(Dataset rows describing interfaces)
· · · · · · ·

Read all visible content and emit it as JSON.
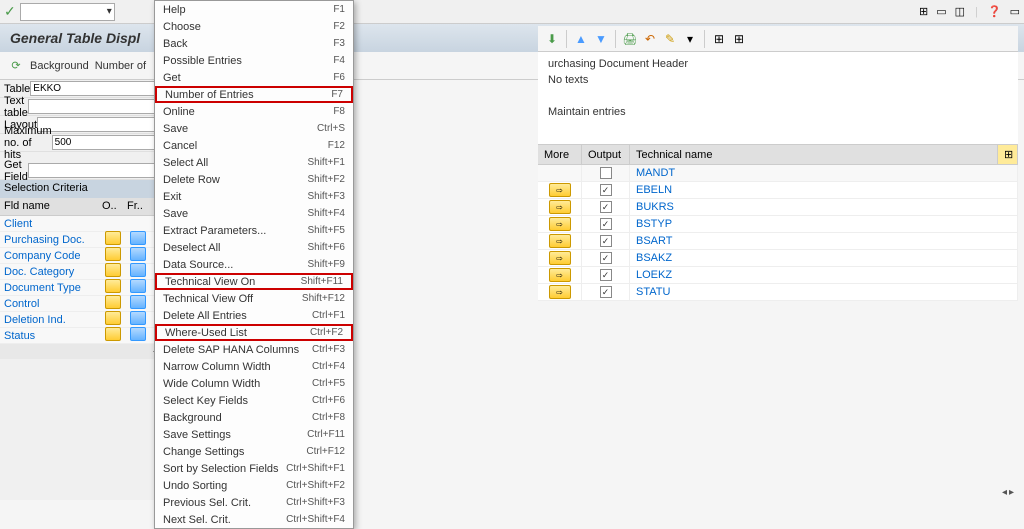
{
  "top": {
    "check": "✓"
  },
  "title": "General Table Displ",
  "sub_toolbar": {
    "icon": "⟳",
    "background": "Background",
    "num_entries": "Number of"
  },
  "left_form": {
    "table_label": "Table",
    "table_value": "EKKO",
    "texttable_label": "Text table",
    "texttable_value": "",
    "layout_label": "Layout",
    "layout_value": "",
    "maxhits_label": "Maximum no. of hits",
    "maxhits_value": "500",
    "getfield_label": "Get Field",
    "getfield_value": ""
  },
  "criteria": {
    "header": "Selection Criteria",
    "col_name": "Fld name",
    "col_o": "O..",
    "col_fr": "Fr..",
    "rows": [
      {
        "name": "Client"
      },
      {
        "name": "Purchasing Doc."
      },
      {
        "name": "Company Code"
      },
      {
        "name": "Doc. Category"
      },
      {
        "name": "Document Type"
      },
      {
        "name": "Control"
      },
      {
        "name": "Deletion Ind."
      },
      {
        "name": "Status"
      }
    ]
  },
  "menu": {
    "items": [
      {
        "label": "Help",
        "shortcut": "F1"
      },
      {
        "label": "Choose",
        "shortcut": "F2"
      },
      {
        "label": "Back",
        "shortcut": "F3"
      },
      {
        "label": "Possible Entries",
        "shortcut": "F4"
      },
      {
        "label": "Get",
        "shortcut": "F6"
      },
      {
        "label": "Number of Entries",
        "shortcut": "F7",
        "hl": true
      },
      {
        "label": "Online",
        "shortcut": "F8"
      },
      {
        "label": "Save",
        "shortcut": "Ctrl+S"
      },
      {
        "label": "Cancel",
        "shortcut": "F12"
      },
      {
        "label": "Select All",
        "shortcut": "Shift+F1"
      },
      {
        "label": "Delete Row",
        "shortcut": "Shift+F2"
      },
      {
        "label": "Exit",
        "shortcut": "Shift+F3"
      },
      {
        "label": "Save",
        "shortcut": "Shift+F4"
      },
      {
        "label": "Extract Parameters...",
        "shortcut": "Shift+F5"
      },
      {
        "label": "Deselect All",
        "shortcut": "Shift+F6"
      },
      {
        "label": "Data Source...",
        "shortcut": "Shift+F9"
      },
      {
        "label": "Technical View On",
        "shortcut": "Shift+F11",
        "hl": true
      },
      {
        "label": "Technical View Off",
        "shortcut": "Shift+F12"
      },
      {
        "label": "Delete All Entries",
        "shortcut": "Ctrl+F1"
      },
      {
        "label": "Where-Used List",
        "shortcut": "Ctrl+F2",
        "hl": true
      },
      {
        "label": "Delete SAP HANA Columns",
        "shortcut": "Ctrl+F3"
      },
      {
        "label": "Narrow Column Width",
        "shortcut": "Ctrl+F4"
      },
      {
        "label": "Wide Column Width",
        "shortcut": "Ctrl+F5"
      },
      {
        "label": "Select Key Fields",
        "shortcut": "Ctrl+F6"
      },
      {
        "label": "Background",
        "shortcut": "Ctrl+F8"
      },
      {
        "label": "Save Settings",
        "shortcut": "Ctrl+F11"
      },
      {
        "label": "Change Settings",
        "shortcut": "Ctrl+F12"
      },
      {
        "label": "Sort by Selection Fields",
        "shortcut": "Ctrl+Shift+F1"
      },
      {
        "label": "Undo Sorting",
        "shortcut": "Ctrl+Shift+F2"
      },
      {
        "label": "Previous Sel. Crit.",
        "shortcut": "Ctrl+Shift+F3"
      },
      {
        "label": "Next Sel. Crit.",
        "shortcut": "Ctrl+Shift+F4"
      }
    ]
  },
  "right": {
    "header_text": "urchasing Document Header",
    "no_texts": "No texts",
    "maintain": "Maintain entries",
    "cols": {
      "more": "More",
      "output": "Output",
      "tech": "Technical name"
    },
    "rows": [
      {
        "tech": "MANDT",
        "checked": false,
        "more": false
      },
      {
        "tech": "EBELN",
        "checked": true,
        "more": true
      },
      {
        "tech": "BUKRS",
        "checked": true,
        "more": true
      },
      {
        "tech": "BSTYP",
        "checked": true,
        "more": true
      },
      {
        "tech": "BSART",
        "checked": true,
        "more": true
      },
      {
        "tech": "BSAKZ",
        "checked": true,
        "more": true
      },
      {
        "tech": "LOEKZ",
        "checked": true,
        "more": true
      },
      {
        "tech": "STATU",
        "checked": true,
        "more": true
      }
    ]
  }
}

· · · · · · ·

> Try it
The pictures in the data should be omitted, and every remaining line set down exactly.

> Result of the exercise
Read all visible content and emit it as JSON.
{
  "top": {
    "check": "✓"
  },
  "title": "General Table Displ",
  "sub_toolbar": {
    "icon": "⟳",
    "background": "Background",
    "num_entries": "Number of"
  },
  "left_form": {
    "table_label": "Table",
    "table_value": "EKKO",
    "texttable_label": "Text table",
    "texttable_value": "",
    "layout_label": "Layout",
    "layout_value": "",
    "maxhits_label": "Maximum no. of hits",
    "maxhits_value": "500",
    "getfield_label": "Get Field",
    "getfield_value": ""
  },
  "criteria": {
    "header": "Selection Criteria",
    "col_name": "Fld name",
    "col_o": "O..",
    "col_fr": "Fr..",
    "rows": [
      {
        "name": "Client"
      },
      {
        "name": "Purchasing Doc."
      },
      {
        "name": "Company Code"
      },
      {
        "name": "Doc. Category"
      },
      {
        "name": "Document Type"
      },
      {
        "name": "Control"
      },
      {
        "name": "Deletion Ind."
      },
      {
        "name": "Status"
      }
    ]
  },
  "menu": {
    "items": [
      {
        "label": "Help",
        "shortcut": "F1"
      },
      {
        "label": "Choose",
        "shortcut": "F2"
      },
      {
        "label": "Back",
        "shortcut": "F3"
      },
      {
        "label": "Possible Entries",
        "shortcut": "F4"
      },
      {
        "label": "Get",
        "shortcut": "F6"
      },
      {
        "label": "Number of Entries",
        "shortcut": "F7",
        "hl": true
      },
      {
        "label": "Online",
        "shortcut": "F8"
      },
      {
        "label": "Save",
        "shortcut": "Ctrl+S"
      },
      {
        "label": "Cancel",
        "shortcut": "F12"
      },
      {
        "label": "Select All",
        "shortcut": "Shift+F1"
      },
      {
        "label": "Delete Row",
        "shortcut": "Shift+F2"
      },
      {
        "label": "Exit",
        "shortcut": "Shift+F3"
      },
      {
        "label": "Save",
        "shortcut": "Shift+F4"
      },
      {
        "label": "Extract Parameters...",
        "shortcut": "Shift+F5"
      },
      {
        "label": "Deselect All",
        "shortcut": "Shift+F6"
      },
      {
        "label": "Data Source...",
        "shortcut": "Shift+F9"
      },
      {
        "label": "Technical View On",
        "shortcut": "Shift+F11",
        "hl": true
      },
      {
        "label": "Technical View Off",
        "shortcut": "Shift+F12"
      },
      {
        "label": "Delete All Entries",
        "shortcut": "Ctrl+F1"
      },
      {
        "label": "Where-Used List",
        "shortcut": "Ctrl+F2",
        "hl": true
      },
      {
        "label": "Delete SAP HANA Columns",
        "shortcut": "Ctrl+F3"
      },
      {
        "label": "Narrow Column Width",
        "shortcut": "Ctrl+F4"
      },
      {
        "label": "Wide Column Width",
        "shortcut": "Ctrl+F5"
      },
      {
        "label": "Select Key Fields",
        "shortcut": "Ctrl+F6"
      },
      {
        "label": "Background",
        "shortcut": "Ctrl+F8"
      },
      {
        "label": "Save Settings",
        "shortcut": "Ctrl+F11"
      },
      {
        "label": "Change Settings",
        "shortcut": "Ctrl+F12"
      },
      {
        "label": "Sort by Selection Fields",
        "shortcut": "Ctrl+Shift+F1"
      },
      {
        "label": "Undo Sorting",
        "shortcut": "Ctrl+Shift+F2"
      },
      {
        "label": "Previous Sel. Crit.",
        "shortcut": "Ctrl+Shift+F3"
      },
      {
        "label": "Next Sel. Crit.",
        "shortcut": "Ctrl+Shift+F4"
      }
    ]
  },
  "right": {
    "header_text": "urchasing Document Header",
    "no_texts": "No texts",
    "maintain": "Maintain entries",
    "cols": {
      "more": "More",
      "output": "Output",
      "tech": "Technical name"
    },
    "rows": [
      {
        "tech": "MANDT",
        "checked": false,
        "more": false
      },
      {
        "tech": "EBELN",
        "checked": true,
        "more": true
      },
      {
        "tech": "BUKRS",
        "checked": true,
        "more": true
      },
      {
        "tech": "BSTYP",
        "checked": true,
        "more": true
      },
      {
        "tech": "BSART",
        "checked": true,
        "more": true
      },
      {
        "tech": "BSAKZ",
        "checked": true,
        "more": true
      },
      {
        "tech": "LOEKZ",
        "checked": true,
        "more": true
      },
      {
        "tech": "STATU",
        "checked": true,
        "more": true
      }
    ]
  }
}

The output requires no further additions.